Neowin: Microsoft’s Chromium-based Edge browser now available for Windows 7, 8, and 8.1. “Microsoft first started offering public previews of its new Chromium-based Edge browser over two months ago. At the time, it was for AMD64 Windows 10 PCs only, but since then, it’s expanded to x86 Windows 10 PCs, and to macOS. Today though, the firm announced that you can now test out the browser on older versions of Windows, including Windows 7, Windows 8, and Windows 8.1.”
Ars Technica: Hands-on: First public previews of Chromium-based Edge are now out. “Microsoft’s switch to using the Chromium engine to power its Edge browser was announced in December last year, and the first public preview build is out now. Canary builds, updated daily, and Dev builds, updated weekly, are available for Windows 10. Versions for other operating systems and a beta that’s updated every six weeks are promised to be coming soon.”
Neowin: Chromium-based Edge leaks in its entirety, and you can install it now. “Over the last few weeks, there have been lots of leaks around Microsoft’s new Chromium-based Edge browser. First, we reported on screenshots that were leaked, then there were support documents, an extensions page, and even an installer that didn’t work. But now, the full browser has leaked for anyone to try out.” This is a third-party leak and therefore is not necessarily secure. I would recommend against installing this unless a) you have a sandbox machine to play with or b) you are made entirely out of rabbits’ feet.
KnowTechie: Microsoft’s new Timeline Chrome extension will sync your browsing history across Windows 10 devices . “One of the most useful features that Microsoft added to 2018’s Spring Update for Windows 10 was the Timeline function. Having the ability to see your browsing history across Windows 10, iOS, and Android devices is nifty, provided you use Microsoft’s Edge browser on desktop and mobile. Now, you don’t have to give up your Google Chrome addiction to use the Timeline feature, thanks to an official Chrome extension from Microsoft.”
Engadget: Microsoft’s mobile Edge browser begins issuing fake news warnings . “Microsoft’s Edge mobile browser has started flagging fake news sites as part of its latest update for iOS and Android. Previously only available as a desktop plug-in, the feature is powered by news rating company NewsGuard — which makes a point of using journalists, not algorithms, to identify ‘unreliable’ websites. Its eponymous fake news extension is also available for Chrome, Firefox and Safari.”

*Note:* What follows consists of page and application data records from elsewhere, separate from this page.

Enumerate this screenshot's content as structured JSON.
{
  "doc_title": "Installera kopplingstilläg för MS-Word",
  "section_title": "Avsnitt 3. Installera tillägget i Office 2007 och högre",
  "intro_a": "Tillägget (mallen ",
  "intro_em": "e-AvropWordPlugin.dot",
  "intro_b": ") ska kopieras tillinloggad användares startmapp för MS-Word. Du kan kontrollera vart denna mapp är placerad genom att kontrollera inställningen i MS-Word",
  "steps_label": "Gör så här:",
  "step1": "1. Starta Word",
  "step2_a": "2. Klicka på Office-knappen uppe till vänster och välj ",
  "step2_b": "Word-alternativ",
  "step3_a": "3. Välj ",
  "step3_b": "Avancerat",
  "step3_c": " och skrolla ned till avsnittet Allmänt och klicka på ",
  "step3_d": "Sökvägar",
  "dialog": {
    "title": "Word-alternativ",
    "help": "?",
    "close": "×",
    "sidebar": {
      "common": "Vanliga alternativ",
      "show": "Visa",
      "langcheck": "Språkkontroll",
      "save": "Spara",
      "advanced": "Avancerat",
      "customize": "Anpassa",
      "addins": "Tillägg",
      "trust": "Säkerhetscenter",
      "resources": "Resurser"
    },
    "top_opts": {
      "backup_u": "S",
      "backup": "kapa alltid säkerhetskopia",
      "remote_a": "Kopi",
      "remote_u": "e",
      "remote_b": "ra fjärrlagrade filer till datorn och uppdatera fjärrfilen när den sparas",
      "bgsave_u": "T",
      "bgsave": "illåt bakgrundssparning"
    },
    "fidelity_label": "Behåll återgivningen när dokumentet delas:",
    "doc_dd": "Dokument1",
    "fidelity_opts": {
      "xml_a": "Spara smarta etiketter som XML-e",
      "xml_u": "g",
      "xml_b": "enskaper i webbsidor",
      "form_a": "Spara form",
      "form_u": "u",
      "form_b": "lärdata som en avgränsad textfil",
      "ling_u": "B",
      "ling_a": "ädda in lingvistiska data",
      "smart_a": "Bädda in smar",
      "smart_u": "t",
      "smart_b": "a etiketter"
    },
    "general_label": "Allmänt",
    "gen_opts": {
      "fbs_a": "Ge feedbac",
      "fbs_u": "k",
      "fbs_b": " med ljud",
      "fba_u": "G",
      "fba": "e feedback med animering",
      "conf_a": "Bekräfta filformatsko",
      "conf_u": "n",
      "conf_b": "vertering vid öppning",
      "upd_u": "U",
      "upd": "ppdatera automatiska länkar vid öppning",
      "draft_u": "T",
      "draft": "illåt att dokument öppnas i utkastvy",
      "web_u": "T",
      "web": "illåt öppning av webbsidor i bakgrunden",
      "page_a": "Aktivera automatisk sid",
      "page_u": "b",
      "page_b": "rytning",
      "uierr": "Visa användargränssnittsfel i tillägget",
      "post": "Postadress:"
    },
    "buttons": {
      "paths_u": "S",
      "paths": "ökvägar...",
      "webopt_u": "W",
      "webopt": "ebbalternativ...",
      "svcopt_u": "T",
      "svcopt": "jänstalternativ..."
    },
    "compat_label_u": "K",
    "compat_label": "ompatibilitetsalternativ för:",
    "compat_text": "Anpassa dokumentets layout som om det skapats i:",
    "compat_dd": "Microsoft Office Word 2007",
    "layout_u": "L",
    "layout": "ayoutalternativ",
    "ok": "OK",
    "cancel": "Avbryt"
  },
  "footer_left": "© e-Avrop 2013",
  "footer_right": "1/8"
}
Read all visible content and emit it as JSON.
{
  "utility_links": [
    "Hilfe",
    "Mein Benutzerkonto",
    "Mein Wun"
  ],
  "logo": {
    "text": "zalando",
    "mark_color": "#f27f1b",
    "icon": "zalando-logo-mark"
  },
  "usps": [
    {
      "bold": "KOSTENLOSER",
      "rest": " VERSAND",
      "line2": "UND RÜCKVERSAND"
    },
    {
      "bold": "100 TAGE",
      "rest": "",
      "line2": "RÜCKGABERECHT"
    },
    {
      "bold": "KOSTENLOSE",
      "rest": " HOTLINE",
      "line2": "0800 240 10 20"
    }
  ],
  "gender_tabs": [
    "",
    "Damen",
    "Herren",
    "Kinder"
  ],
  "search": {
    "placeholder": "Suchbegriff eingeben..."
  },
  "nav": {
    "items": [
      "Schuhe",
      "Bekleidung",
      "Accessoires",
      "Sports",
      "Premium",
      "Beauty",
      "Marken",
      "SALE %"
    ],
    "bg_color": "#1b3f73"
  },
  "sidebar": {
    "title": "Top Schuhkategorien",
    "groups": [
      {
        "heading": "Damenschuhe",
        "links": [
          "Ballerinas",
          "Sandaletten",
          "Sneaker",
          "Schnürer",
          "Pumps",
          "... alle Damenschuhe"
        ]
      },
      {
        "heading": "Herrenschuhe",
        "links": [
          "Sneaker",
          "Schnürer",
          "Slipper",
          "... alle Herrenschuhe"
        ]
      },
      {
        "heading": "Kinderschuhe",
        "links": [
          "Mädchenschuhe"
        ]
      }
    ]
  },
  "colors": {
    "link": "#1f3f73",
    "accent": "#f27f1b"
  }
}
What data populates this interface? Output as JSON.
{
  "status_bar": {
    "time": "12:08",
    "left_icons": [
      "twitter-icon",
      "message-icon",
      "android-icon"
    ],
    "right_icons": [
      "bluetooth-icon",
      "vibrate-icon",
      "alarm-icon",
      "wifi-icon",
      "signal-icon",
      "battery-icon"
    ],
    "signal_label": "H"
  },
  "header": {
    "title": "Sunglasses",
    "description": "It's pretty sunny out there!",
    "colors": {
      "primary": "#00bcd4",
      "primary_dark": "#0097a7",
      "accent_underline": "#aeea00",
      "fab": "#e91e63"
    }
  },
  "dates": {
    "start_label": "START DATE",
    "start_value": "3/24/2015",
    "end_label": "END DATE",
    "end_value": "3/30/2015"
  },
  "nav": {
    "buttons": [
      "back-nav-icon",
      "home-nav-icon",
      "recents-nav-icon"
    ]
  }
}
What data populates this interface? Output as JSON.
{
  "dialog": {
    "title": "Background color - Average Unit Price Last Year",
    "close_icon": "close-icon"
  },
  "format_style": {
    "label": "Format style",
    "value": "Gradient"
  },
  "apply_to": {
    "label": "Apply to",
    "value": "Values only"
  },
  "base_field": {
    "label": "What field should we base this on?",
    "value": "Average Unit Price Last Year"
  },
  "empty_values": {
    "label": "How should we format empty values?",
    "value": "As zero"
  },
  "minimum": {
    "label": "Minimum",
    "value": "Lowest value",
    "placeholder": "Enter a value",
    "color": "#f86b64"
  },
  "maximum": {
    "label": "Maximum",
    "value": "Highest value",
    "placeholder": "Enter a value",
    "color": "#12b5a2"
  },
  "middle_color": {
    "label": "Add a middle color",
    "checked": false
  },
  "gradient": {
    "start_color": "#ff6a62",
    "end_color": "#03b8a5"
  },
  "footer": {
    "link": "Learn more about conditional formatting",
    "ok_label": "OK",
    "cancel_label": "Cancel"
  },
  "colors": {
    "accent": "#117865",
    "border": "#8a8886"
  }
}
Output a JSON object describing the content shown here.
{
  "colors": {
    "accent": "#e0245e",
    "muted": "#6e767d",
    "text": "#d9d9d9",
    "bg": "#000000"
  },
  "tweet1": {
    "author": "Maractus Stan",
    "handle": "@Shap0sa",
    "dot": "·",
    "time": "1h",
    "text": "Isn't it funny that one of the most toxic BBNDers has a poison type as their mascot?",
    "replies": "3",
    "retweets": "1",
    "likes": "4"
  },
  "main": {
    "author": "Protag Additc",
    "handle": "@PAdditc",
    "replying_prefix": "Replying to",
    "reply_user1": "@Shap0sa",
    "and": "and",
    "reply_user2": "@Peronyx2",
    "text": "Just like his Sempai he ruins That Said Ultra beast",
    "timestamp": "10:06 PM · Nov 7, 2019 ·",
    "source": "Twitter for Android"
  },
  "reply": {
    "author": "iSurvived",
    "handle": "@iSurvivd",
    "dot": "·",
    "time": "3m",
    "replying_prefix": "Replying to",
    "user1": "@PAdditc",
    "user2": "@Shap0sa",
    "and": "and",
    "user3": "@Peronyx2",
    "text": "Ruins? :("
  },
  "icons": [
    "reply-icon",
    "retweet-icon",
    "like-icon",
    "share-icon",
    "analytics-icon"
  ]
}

The Verge: Google denies altering YouTube code to break Microsoft Edge. “A former Microsoft intern has revealed details of a YouTube incident that has convinced some Edge browser engineers that Google added code to purposely break compatibility. In a post on Hacker News, Joshua Bakita, a former software engineering intern at Microsoft, lays out details and claims about an incident earlier this year. Microsoft has since announced the company is moving from the EdgeHTML rendering engine to the open source Chromium project for its Edge browser.” Google has formally denied this.
Ars Technica: Google isn’t the company that we should have handed the Web over to. “With Microsoft’s decision to end development of its own Web rendering engine and switch to Chromium, control over the Web has functionally been ceded to Google. That’s a worrying turn of events, given the company’s past behavior.” I didn’t read all the comments because there are over 500, but the comments I did read indicated a lively conversation that’s worth looking at.